§ GIVEN RECORDS:
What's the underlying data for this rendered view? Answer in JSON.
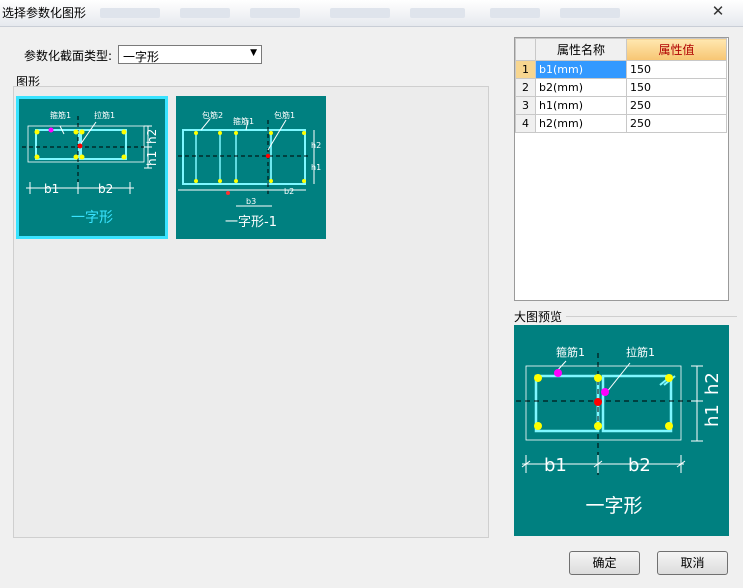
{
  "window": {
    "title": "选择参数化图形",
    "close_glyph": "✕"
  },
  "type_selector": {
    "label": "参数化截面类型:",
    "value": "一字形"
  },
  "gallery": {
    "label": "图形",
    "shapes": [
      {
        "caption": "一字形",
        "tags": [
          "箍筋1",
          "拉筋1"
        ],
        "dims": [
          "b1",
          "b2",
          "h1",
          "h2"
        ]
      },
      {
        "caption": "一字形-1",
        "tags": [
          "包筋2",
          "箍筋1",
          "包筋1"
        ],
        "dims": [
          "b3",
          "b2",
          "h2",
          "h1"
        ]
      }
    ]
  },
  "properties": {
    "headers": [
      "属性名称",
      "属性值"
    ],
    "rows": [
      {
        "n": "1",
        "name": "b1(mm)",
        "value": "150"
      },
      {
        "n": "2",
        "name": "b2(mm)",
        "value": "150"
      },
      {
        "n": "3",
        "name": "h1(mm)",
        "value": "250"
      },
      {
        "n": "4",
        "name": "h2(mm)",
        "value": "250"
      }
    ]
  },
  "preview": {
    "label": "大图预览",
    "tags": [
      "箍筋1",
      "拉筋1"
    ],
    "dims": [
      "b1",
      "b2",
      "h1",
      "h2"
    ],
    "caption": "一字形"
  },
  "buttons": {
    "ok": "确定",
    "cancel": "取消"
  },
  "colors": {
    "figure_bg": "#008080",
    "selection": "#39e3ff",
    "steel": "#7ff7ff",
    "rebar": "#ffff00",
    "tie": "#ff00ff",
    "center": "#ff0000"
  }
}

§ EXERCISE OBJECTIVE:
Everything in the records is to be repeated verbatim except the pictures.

§ THE COMPLETED TASK:
What's the underlying data for this rendered view? Answer in JSON.
{
  "window": {
    "title": "选择参数化图形",
    "close_glyph": "✕"
  },
  "type_selector": {
    "label": "参数化截面类型:",
    "value": "一字形"
  },
  "gallery": {
    "label": "图形",
    "shapes": [
      {
        "caption": "一字形",
        "tags": [
          "箍筋1",
          "拉筋1"
        ],
        "dims": [
          "b1",
          "b2",
          "h1",
          "h2"
        ]
      },
      {
        "caption": "一字形-1",
        "tags": [
          "包筋2",
          "箍筋1",
          "包筋1"
        ],
        "dims": [
          "b3",
          "b2",
          "h2",
          "h1"
        ]
      }
    ]
  },
  "properties": {
    "headers": [
      "属性名称",
      "属性值"
    ],
    "rows": [
      {
        "n": "1",
        "name": "b1(mm)",
        "value": "150"
      },
      {
        "n": "2",
        "name": "b2(mm)",
        "value": "150"
      },
      {
        "n": "3",
        "name": "h1(mm)",
        "value": "250"
      },
      {
        "n": "4",
        "name": "h2(mm)",
        "value": "250"
      }
    ]
  },
  "preview": {
    "label": "大图预览",
    "tags": [
      "箍筋1",
      "拉筋1"
    ],
    "dims": [
      "b1",
      "b2",
      "h1",
      "h2"
    ],
    "caption": "一字形"
  },
  "buttons": {
    "ok": "确定",
    "cancel": "取消"
  },
  "colors": {
    "figure_bg": "#008080",
    "selection": "#39e3ff",
    "steel": "#7ff7ff",
    "rebar": "#ffff00",
    "tie": "#ff00ff",
    "center": "#ff0000"
  }
}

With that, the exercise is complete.